Type out the records again, exactly as they are.

*** RECORD EXTRACTS

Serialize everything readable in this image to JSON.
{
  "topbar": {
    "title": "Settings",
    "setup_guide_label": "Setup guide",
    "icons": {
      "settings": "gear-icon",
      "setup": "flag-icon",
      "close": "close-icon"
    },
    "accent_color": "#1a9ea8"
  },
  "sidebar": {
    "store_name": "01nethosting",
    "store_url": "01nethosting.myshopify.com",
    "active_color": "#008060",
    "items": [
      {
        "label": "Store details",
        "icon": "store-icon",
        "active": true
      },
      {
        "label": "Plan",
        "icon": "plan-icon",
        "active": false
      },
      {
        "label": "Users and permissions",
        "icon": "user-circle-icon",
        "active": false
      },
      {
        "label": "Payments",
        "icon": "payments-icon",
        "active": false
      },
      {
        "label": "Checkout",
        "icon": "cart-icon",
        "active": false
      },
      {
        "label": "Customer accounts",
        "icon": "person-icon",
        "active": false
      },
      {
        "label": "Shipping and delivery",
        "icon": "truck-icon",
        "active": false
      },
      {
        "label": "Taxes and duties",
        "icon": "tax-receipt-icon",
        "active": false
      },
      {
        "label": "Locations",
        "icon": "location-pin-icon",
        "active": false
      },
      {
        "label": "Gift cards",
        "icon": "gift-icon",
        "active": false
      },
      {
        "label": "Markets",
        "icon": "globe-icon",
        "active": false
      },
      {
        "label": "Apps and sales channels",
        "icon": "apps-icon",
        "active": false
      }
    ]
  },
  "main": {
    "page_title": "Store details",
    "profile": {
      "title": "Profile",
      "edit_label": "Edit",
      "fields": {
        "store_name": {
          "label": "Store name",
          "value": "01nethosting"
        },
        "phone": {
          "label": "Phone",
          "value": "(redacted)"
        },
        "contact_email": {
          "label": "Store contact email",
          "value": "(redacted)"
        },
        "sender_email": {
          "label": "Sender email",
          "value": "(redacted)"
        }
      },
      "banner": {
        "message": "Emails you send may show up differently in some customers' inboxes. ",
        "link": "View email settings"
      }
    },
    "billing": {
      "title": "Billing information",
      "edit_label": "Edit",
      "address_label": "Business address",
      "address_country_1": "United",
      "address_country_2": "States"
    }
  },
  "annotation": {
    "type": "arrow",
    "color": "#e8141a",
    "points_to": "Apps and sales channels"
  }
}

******

TASK RESPONSE.
Serialize everything readable in this image to JSON.
{
  "topbar": {
    "title": "Settings",
    "setup_guide_label": "Setup guide",
    "icons": {
      "settings": "gear-icon",
      "setup": "flag-icon",
      "close": "close-icon"
    },
    "accent_color": "#1a9ea8"
  },
  "sidebar": {
    "store_name": "01nethosting",
    "store_url": "01nethosting.myshopify.com",
    "active_color": "#008060",
    "items": [
      {
        "label": "Store details",
        "icon": "store-icon",
        "active": true
      },
      {
        "label": "Plan",
        "icon": "plan-icon",
        "active": false
      },
      {
        "label": "Users and permissions",
        "icon": "user-circle-icon",
        "active": false
      },
      {
        "label": "Payments",
        "icon": "payments-icon",
        "active": false
      },
      {
        "label": "Checkout",
        "icon": "cart-icon",
        "active": false
      },
      {
        "label": "Customer accounts",
        "icon": "person-icon",
        "active": false
      },
      {
        "label": "Shipping and delivery",
        "icon": "truck-icon",
        "active": false
      },
      {
        "label": "Taxes and duties",
        "icon": "tax-receipt-icon",
        "active": false
      },
      {
        "label": "Locations",
        "icon": "location-pin-icon",
        "active": false
      },
      {
        "label": "Gift cards",
        "icon": "gift-icon",
        "active": false
      },
      {
        "label": "Markets",
        "icon": "globe-icon",
        "active": false
      },
      {
        "label": "Apps and sales channels",
        "icon": "apps-icon",
        "active": false
      }
    ]
  },
  "main": {
    "page_title": "Store details",
    "profile": {
      "title": "Profile",
      "edit_label": "Edit",
      "fields": {
        "store_name": {
          "label": "Store name",
          "value": "01nethosting"
        },
        "phone": {
          "label": "Phone",
          "value": "(redacted)"
        },
        "contact_email": {
          "label": "Store contact email",
          "value": "(redacted)"
        },
        "sender_email": {
          "label": "Sender email",
          "value": "(redacted)"
        }
      },
      "banner": {
        "message": "Emails you send may show up differently in some customers' inboxes. ",
        "link": "View email settings"
      }
    },
    "billing": {
      "title": "Billing information",
      "edit_label": "Edit",
      "address_label": "Business address",
      "address_country_1": "United",
      "address_country_2": "States"
    }
  },
  "annotation": {
    "type": "arrow",
    "color": "#e8141a",
    "points_to": "Apps and sales channels"
  }
}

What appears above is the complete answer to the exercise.